(EXTRACTED INFORMATION begins)
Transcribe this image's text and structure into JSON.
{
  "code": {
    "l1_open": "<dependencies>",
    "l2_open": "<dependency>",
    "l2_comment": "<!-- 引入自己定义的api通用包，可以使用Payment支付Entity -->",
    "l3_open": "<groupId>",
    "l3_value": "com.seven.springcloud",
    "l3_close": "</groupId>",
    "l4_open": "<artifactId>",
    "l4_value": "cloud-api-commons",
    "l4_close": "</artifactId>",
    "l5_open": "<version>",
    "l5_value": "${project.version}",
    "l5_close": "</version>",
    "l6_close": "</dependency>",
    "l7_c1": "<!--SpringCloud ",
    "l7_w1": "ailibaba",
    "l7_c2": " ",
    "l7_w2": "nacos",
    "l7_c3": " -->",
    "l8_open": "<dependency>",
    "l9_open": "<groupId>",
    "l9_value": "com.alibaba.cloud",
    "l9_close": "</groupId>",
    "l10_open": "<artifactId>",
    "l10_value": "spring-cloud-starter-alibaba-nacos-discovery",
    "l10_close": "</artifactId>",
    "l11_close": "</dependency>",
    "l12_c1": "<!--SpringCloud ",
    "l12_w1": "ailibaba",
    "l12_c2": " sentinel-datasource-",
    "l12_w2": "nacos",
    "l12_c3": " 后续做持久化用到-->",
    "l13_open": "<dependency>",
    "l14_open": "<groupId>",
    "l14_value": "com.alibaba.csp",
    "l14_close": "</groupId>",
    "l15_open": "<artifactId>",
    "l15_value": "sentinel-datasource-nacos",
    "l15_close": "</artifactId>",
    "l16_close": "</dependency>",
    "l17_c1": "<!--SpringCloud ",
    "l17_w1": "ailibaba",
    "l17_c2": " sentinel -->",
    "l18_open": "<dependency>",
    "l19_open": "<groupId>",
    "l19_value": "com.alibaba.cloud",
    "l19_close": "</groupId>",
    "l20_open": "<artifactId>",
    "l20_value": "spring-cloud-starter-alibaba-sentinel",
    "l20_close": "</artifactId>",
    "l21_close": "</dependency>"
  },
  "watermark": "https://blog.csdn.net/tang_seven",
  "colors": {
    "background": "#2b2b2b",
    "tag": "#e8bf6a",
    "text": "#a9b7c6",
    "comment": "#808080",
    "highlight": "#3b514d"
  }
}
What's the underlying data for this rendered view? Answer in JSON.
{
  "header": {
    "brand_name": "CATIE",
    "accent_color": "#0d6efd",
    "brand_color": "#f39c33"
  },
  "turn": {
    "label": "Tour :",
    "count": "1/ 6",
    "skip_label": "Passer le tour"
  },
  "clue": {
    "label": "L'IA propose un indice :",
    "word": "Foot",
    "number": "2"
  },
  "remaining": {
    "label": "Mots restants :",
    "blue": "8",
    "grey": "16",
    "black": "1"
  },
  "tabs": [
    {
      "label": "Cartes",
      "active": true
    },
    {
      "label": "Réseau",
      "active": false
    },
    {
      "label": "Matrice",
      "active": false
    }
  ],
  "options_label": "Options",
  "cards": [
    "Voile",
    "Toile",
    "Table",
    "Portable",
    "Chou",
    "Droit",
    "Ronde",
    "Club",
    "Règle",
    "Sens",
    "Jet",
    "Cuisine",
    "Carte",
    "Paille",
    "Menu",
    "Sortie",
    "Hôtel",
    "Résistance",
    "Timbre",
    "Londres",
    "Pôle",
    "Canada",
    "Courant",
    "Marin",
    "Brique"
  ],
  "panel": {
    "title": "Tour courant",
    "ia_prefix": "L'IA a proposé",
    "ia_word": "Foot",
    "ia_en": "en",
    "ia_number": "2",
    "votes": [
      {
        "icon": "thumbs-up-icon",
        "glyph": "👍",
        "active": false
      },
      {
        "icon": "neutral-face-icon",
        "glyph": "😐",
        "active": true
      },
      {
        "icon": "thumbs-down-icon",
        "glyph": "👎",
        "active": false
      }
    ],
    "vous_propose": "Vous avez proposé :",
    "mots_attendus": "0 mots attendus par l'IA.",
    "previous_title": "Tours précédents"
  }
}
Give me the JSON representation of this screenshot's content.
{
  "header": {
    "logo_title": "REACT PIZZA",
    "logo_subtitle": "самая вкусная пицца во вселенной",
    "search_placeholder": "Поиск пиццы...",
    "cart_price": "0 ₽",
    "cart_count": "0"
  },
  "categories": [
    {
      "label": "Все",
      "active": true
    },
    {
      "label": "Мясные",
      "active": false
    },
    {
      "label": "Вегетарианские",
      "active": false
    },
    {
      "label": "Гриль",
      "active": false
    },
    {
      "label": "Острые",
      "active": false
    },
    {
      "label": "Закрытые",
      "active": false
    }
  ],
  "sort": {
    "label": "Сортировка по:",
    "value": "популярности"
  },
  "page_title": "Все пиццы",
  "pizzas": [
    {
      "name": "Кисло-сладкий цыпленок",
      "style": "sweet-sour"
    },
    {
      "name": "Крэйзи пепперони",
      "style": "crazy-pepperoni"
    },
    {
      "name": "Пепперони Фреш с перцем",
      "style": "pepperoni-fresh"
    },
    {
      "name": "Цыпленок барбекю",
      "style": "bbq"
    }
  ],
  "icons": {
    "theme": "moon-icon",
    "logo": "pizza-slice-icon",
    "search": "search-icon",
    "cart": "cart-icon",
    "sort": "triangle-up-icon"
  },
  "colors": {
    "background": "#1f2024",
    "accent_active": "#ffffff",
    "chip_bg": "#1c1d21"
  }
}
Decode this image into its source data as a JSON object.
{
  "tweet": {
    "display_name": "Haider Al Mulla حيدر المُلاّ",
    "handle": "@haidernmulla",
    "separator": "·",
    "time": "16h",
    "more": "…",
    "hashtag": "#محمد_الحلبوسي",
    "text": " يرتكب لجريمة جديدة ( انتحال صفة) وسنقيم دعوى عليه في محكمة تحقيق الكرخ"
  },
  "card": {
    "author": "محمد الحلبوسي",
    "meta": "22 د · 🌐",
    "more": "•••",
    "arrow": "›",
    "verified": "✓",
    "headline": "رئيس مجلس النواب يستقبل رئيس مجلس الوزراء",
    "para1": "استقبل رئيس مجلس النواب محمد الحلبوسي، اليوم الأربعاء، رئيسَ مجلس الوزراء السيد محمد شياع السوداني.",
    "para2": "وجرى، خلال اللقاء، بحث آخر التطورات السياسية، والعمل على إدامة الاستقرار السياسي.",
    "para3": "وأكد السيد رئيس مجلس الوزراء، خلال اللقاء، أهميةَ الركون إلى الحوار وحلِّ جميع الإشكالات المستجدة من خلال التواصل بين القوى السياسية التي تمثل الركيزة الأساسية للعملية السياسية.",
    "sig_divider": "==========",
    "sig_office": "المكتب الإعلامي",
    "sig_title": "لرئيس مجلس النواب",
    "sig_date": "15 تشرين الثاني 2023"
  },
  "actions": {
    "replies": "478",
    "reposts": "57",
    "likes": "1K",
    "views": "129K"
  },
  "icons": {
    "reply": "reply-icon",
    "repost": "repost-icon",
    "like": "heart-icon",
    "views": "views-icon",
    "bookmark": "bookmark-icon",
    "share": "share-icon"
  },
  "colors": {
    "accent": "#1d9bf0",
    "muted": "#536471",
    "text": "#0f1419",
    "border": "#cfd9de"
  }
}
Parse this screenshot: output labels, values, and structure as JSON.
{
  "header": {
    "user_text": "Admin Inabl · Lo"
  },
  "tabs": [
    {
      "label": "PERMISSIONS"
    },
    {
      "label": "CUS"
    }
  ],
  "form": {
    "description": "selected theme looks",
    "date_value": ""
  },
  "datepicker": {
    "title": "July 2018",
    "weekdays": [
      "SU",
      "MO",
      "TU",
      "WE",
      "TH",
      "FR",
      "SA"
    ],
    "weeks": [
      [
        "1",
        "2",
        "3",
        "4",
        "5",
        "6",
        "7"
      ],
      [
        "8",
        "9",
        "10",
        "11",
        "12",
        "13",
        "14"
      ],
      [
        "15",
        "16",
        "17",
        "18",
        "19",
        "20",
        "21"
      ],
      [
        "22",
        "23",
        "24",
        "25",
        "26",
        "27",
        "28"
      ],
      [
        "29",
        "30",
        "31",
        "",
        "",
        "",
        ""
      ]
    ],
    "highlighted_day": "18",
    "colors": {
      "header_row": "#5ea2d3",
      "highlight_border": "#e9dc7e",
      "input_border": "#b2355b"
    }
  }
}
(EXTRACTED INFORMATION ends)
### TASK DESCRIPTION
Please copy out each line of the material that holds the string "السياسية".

### REPLY TO THE TASK
    "para2": "وجرى، خلال اللقاء، بحث آخر التطورات السياسية، والعمل على إدامة الاستقرار السياسي.",
    "para3": "وأكد السيد رئيس مجلس الوزراء، خلال اللقاء، أهميةَ الركون إلى الحوار وحلِّ جميع الإشكالات المستجدة من خلال التواصل بين القوى السياسية التي تمثل الركيزة الأساسية للعملية السياسية.",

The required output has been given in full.